Entries from a dataset of interfaces
»»
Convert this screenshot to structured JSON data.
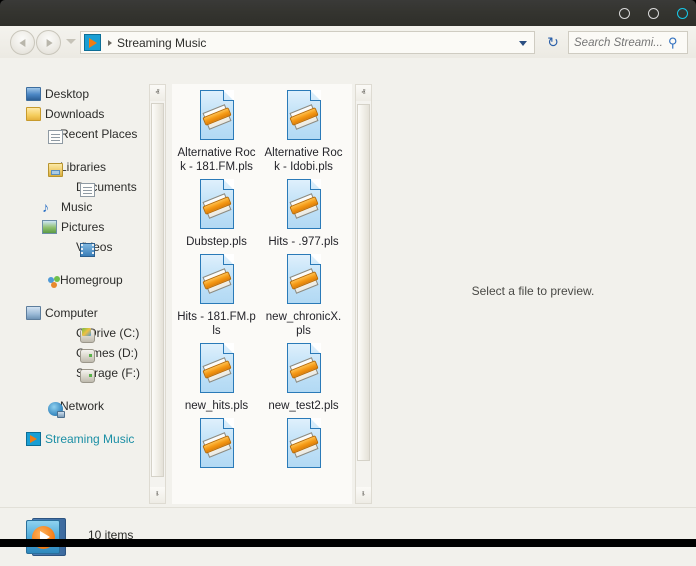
{
  "window": {
    "controls": [
      {
        "name": "minimize",
        "icon": "circle-icon",
        "accent": false
      },
      {
        "name": "maximize",
        "icon": "circle-icon",
        "accent": false
      },
      {
        "name": "close",
        "icon": "circle-icon",
        "accent": true
      }
    ],
    "accent_color": "#16c8e8",
    "titlebar_color": "#34342f"
  },
  "nav": {
    "back_label": "Back",
    "forward_label": "Forward",
    "recent_label": "Recent pages",
    "address": {
      "icon": "media-play-icon",
      "path": "Streaming Music",
      "separator": "›",
      "dropdown_label": "Previous locations"
    },
    "refresh_label": "Refresh",
    "refresh_glyph": "↻"
  },
  "search": {
    "placeholder": "Search Streami...",
    "value": "",
    "icon": "search-icon",
    "glyph": "⚲"
  },
  "sidebar": {
    "items": [
      {
        "label": "Desktop",
        "icon": "monitor-icon",
        "indent": false,
        "gap_before": false,
        "selected": false
      },
      {
        "label": "Downloads",
        "icon": "downloads-folder-icon",
        "indent": false,
        "gap_before": false,
        "selected": false
      },
      {
        "label": "Recent Places",
        "icon": "recent-places-icon",
        "indent": false,
        "gap_before": false,
        "selected": false
      },
      {
        "label": "Libraries",
        "icon": "libraries-folder-icon",
        "indent": false,
        "gap_before": true,
        "selected": false
      },
      {
        "label": "Documents",
        "icon": "document-icon",
        "indent": true,
        "gap_before": false,
        "selected": false
      },
      {
        "label": "Music",
        "icon": "music-note-icon",
        "indent": true,
        "gap_before": false,
        "selected": false
      },
      {
        "label": "Pictures",
        "icon": "picture-icon",
        "indent": true,
        "gap_before": false,
        "selected": false
      },
      {
        "label": "Videos",
        "icon": "video-icon",
        "indent": true,
        "gap_before": false,
        "selected": false
      },
      {
        "label": "Homegroup",
        "icon": "homegroup-icon",
        "indent": false,
        "gap_before": true,
        "selected": false
      },
      {
        "label": "Computer",
        "icon": "computer-icon",
        "indent": false,
        "gap_before": true,
        "selected": false
      },
      {
        "label": "C Drive (C:)",
        "icon": "system-drive-icon",
        "indent": true,
        "gap_before": false,
        "selected": false
      },
      {
        "label": "Games (D:)",
        "icon": "drive-icon",
        "indent": true,
        "gap_before": false,
        "selected": false
      },
      {
        "label": "Storage (F:)",
        "icon": "drive-icon",
        "indent": true,
        "gap_before": false,
        "selected": false
      },
      {
        "label": "Network",
        "icon": "network-icon",
        "indent": false,
        "gap_before": true,
        "selected": false
      },
      {
        "label": "Streaming Music",
        "icon": "media-play-icon",
        "indent": false,
        "gap_before": true,
        "selected": true
      }
    ],
    "selected_color": "#1b8fa5"
  },
  "files": {
    "items": [
      {
        "name": "Alternative Rock - 181.FM.pls",
        "icon": "playlist-file-icon"
      },
      {
        "name": "Alternative Rock - Idobi.pls",
        "icon": "playlist-file-icon"
      },
      {
        "name": "Dubstep.pls",
        "icon": "playlist-file-icon"
      },
      {
        "name": "Hits - .977.pls",
        "icon": "playlist-file-icon"
      },
      {
        "name": "Hits - 181.FM.pls",
        "icon": "playlist-file-icon"
      },
      {
        "name": "new_chronicX.pls",
        "icon": "playlist-file-icon"
      },
      {
        "name": "new_hits.pls",
        "icon": "playlist-file-icon"
      },
      {
        "name": "new_test2.pls",
        "icon": "playlist-file-icon"
      },
      {
        "name": "",
        "icon": "playlist-file-icon"
      },
      {
        "name": "",
        "icon": "playlist-file-icon"
      }
    ]
  },
  "preview": {
    "message": "Select a file to preview."
  },
  "status": {
    "icon": "media-library-icon",
    "text": "10 items"
  },
  "scrollbars": {
    "up_glyph": "ⱏ",
    "down_glyph": "ⱛ"
  }
}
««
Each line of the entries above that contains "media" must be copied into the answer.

# Result of this exercise
      "icon": "media-play-icon",
        "icon": "media-play-icon",
    "icon": "media-library-icon",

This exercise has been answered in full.